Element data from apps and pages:
-- Opening Marker --

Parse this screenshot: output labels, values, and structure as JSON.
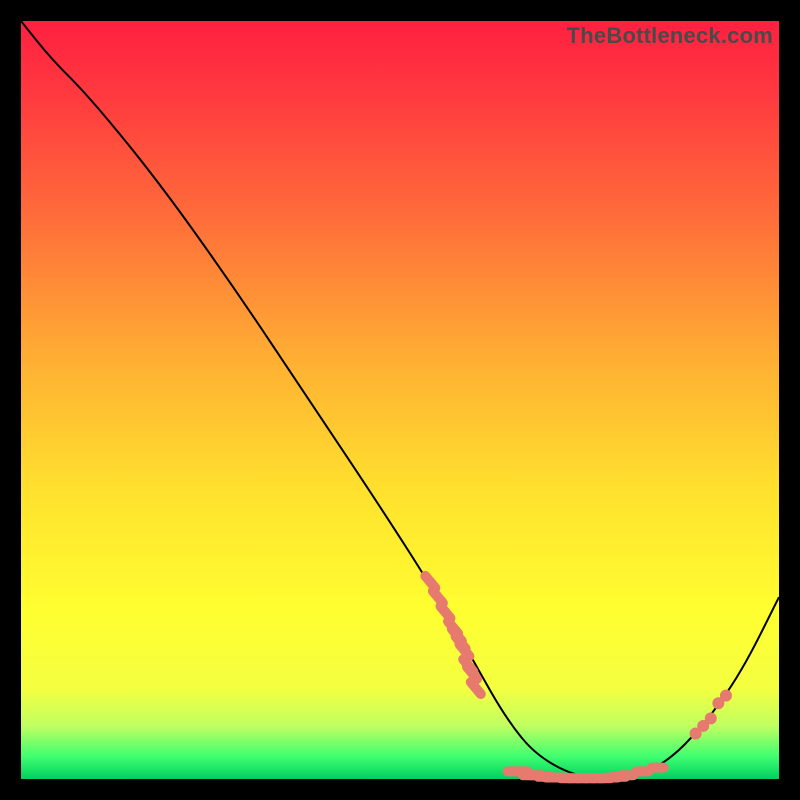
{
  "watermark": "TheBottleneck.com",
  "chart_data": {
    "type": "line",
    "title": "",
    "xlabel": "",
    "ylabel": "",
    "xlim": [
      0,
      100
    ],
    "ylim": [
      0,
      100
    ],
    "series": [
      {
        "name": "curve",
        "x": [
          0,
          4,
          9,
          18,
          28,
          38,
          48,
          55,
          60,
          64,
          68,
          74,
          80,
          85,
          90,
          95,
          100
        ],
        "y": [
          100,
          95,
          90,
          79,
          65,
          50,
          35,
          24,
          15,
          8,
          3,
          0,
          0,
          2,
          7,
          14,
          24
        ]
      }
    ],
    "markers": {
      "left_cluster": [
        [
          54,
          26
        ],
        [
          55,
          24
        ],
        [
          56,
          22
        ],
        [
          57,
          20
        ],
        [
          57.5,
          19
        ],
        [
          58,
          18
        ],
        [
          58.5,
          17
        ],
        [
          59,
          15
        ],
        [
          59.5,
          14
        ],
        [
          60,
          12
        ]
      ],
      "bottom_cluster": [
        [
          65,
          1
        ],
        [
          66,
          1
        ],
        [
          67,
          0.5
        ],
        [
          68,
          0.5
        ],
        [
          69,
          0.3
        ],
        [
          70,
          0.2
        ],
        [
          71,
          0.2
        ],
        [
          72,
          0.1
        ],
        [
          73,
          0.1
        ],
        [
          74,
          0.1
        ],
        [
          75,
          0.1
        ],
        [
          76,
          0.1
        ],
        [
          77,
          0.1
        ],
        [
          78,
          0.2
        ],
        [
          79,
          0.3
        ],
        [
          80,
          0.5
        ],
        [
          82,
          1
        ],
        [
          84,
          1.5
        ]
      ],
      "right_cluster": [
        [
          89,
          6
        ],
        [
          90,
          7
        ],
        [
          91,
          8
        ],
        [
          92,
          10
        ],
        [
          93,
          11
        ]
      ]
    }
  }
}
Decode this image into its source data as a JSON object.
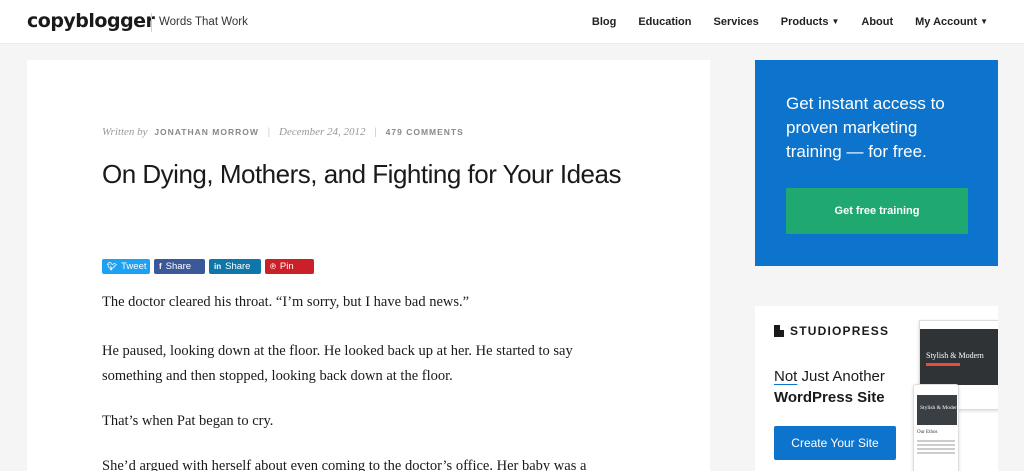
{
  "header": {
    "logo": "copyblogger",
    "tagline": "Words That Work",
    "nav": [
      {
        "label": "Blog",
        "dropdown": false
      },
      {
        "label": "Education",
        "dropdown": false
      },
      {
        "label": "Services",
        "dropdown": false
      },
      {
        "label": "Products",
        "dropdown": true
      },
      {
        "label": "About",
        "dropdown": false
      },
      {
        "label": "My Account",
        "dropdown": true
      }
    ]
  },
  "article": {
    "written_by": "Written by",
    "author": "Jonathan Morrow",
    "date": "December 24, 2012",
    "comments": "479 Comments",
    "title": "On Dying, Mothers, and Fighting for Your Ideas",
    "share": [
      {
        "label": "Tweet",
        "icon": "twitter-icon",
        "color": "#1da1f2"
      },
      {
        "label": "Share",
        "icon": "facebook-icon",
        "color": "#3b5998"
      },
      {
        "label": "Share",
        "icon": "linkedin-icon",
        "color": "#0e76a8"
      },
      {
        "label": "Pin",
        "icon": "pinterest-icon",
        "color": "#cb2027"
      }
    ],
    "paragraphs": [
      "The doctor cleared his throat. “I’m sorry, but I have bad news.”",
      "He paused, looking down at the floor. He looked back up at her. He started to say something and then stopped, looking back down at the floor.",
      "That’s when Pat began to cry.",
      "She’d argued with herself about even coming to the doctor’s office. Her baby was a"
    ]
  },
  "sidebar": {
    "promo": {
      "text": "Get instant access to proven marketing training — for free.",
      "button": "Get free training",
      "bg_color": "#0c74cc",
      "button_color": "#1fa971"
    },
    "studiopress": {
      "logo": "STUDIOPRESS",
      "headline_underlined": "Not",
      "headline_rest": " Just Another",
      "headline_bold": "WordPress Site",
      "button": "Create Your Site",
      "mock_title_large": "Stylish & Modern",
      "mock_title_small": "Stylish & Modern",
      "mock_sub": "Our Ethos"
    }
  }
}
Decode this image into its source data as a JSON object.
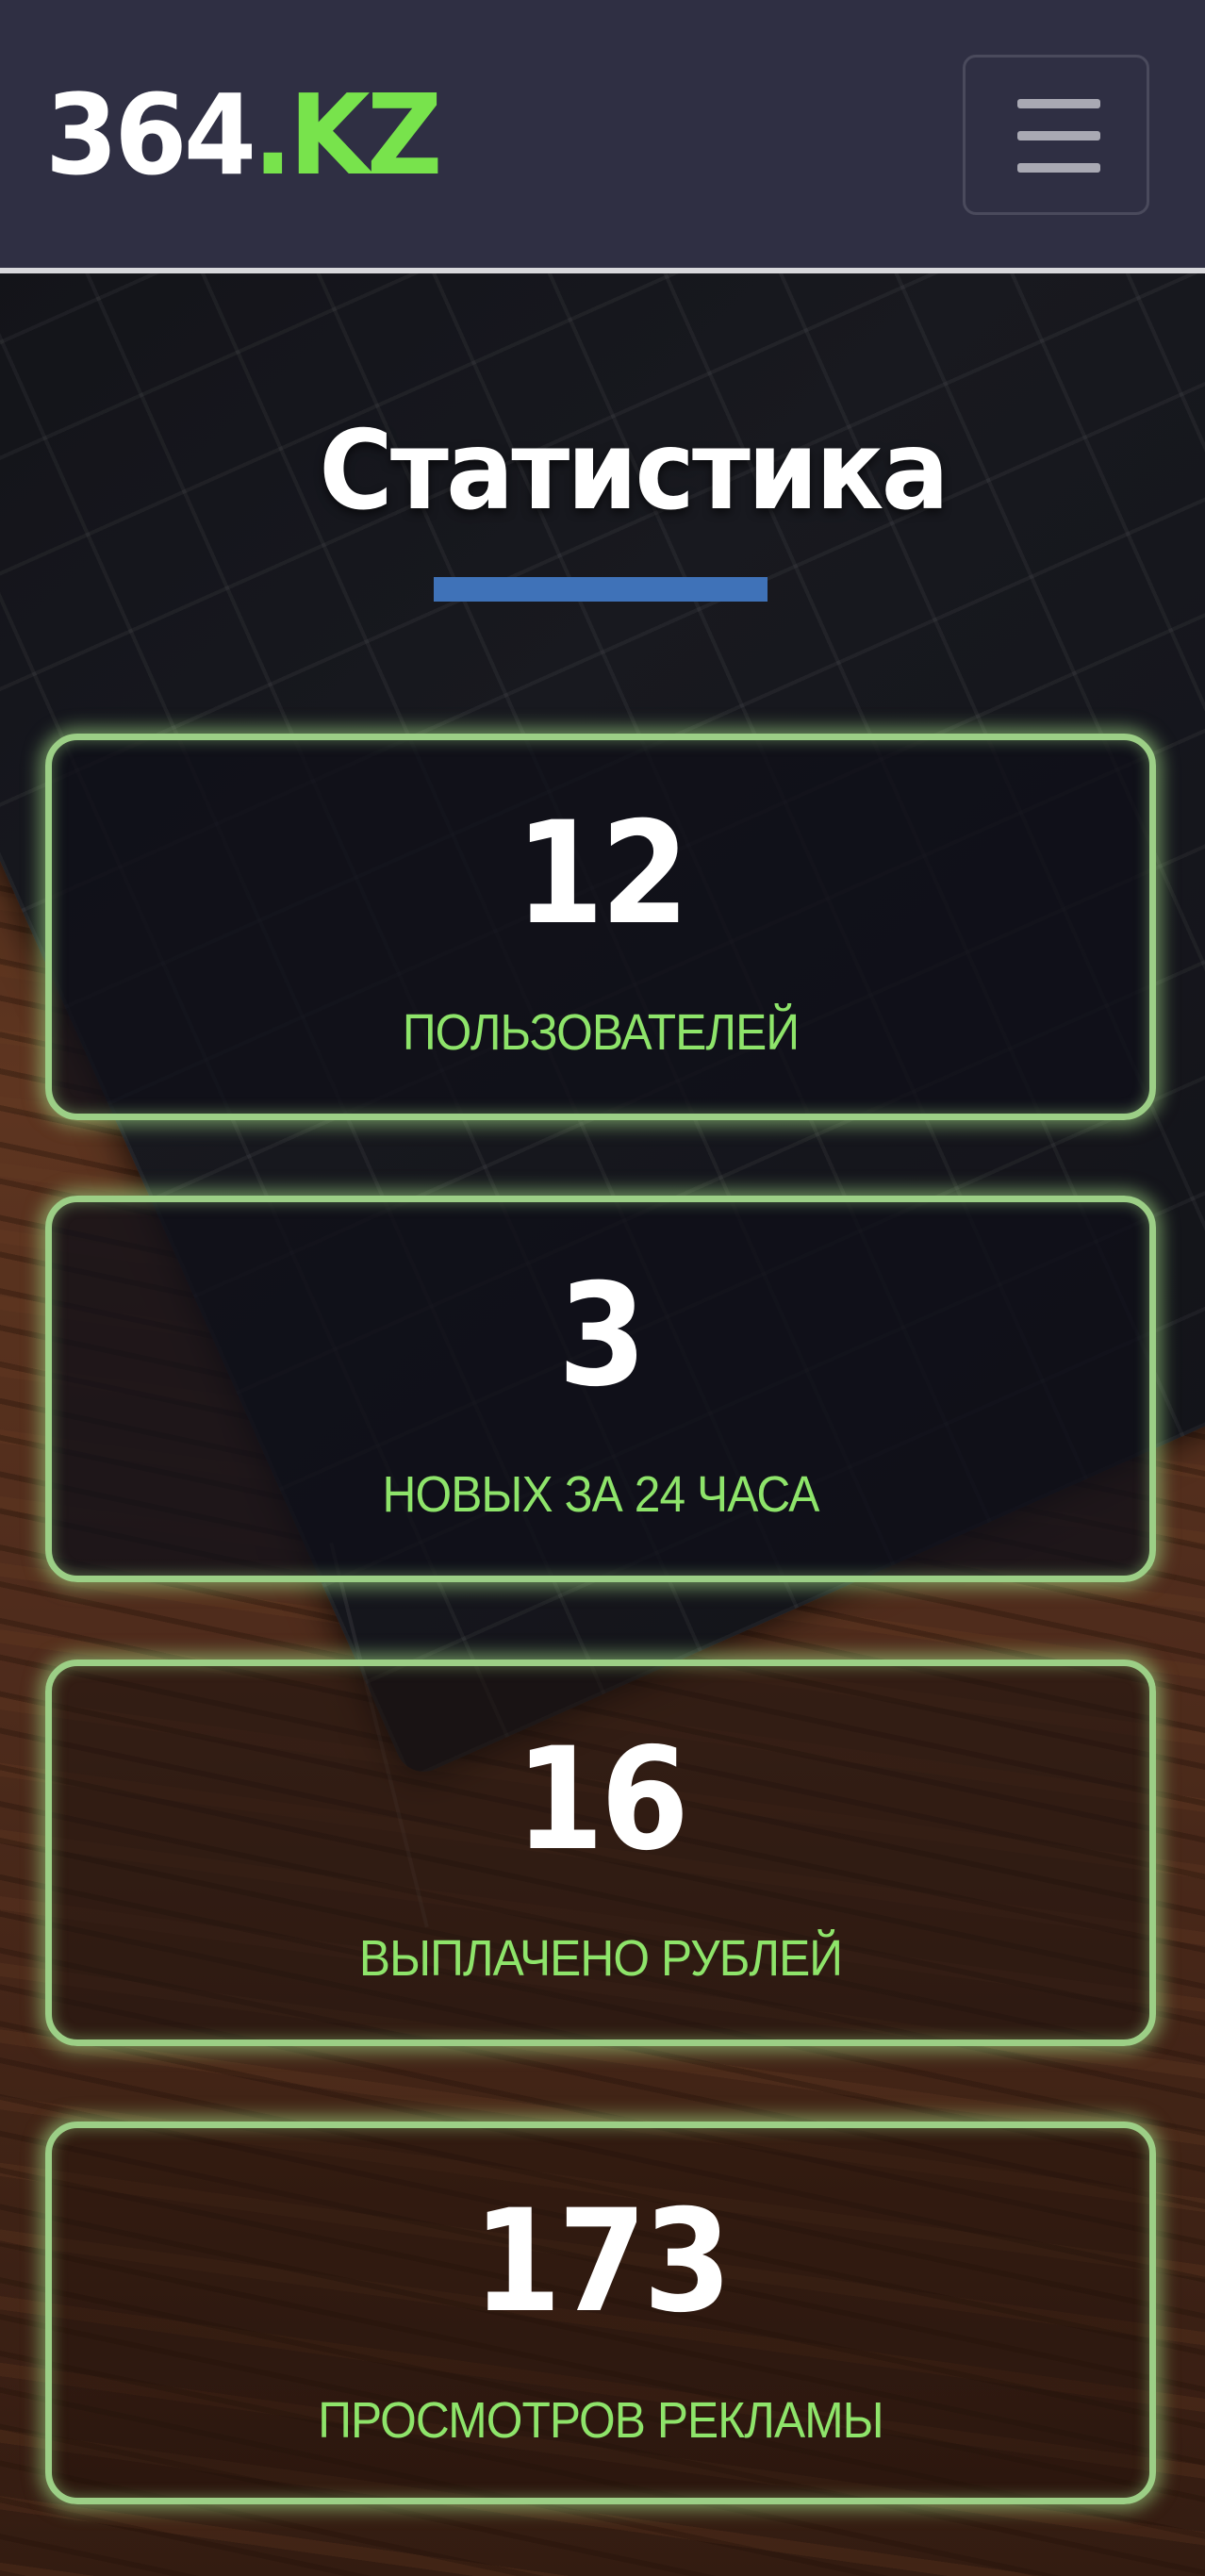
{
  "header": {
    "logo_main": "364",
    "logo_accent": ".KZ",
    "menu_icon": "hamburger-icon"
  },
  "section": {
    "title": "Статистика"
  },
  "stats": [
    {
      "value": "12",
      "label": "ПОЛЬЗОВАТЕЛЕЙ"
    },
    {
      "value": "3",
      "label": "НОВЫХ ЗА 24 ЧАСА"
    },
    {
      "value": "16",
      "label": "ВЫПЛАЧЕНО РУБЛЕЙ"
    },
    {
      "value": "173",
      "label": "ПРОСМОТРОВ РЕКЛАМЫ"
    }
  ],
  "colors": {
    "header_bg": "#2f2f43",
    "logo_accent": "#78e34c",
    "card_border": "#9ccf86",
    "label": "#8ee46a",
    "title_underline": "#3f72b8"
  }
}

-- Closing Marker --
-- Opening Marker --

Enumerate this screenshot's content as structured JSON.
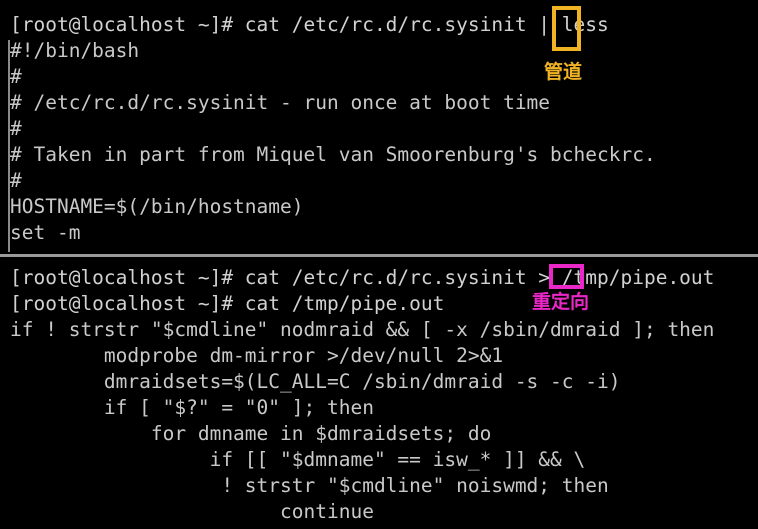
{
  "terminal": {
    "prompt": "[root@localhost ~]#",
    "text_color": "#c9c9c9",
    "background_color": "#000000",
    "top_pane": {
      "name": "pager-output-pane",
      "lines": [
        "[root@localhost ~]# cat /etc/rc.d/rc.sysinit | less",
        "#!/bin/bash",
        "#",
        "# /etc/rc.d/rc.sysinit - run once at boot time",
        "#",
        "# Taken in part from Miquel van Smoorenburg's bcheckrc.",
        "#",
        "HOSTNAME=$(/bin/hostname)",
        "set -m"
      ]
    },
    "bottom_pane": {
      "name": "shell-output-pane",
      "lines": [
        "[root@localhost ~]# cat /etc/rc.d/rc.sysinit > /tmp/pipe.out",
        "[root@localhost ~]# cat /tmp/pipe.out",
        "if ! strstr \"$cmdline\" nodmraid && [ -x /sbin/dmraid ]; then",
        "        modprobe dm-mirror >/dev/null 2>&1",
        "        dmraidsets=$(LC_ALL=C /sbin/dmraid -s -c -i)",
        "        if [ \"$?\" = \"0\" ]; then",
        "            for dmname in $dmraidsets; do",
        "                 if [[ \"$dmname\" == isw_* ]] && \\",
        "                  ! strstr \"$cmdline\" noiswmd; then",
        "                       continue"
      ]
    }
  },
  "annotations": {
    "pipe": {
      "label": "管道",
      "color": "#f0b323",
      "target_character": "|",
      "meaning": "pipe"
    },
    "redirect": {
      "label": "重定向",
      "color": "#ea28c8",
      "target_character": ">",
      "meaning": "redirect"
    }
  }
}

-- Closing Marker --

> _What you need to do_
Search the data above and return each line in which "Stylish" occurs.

> _Answer for the task_
      "mock_title_large": "Stylish & Modern",
      "mock_title_small": "Stylish & Modern",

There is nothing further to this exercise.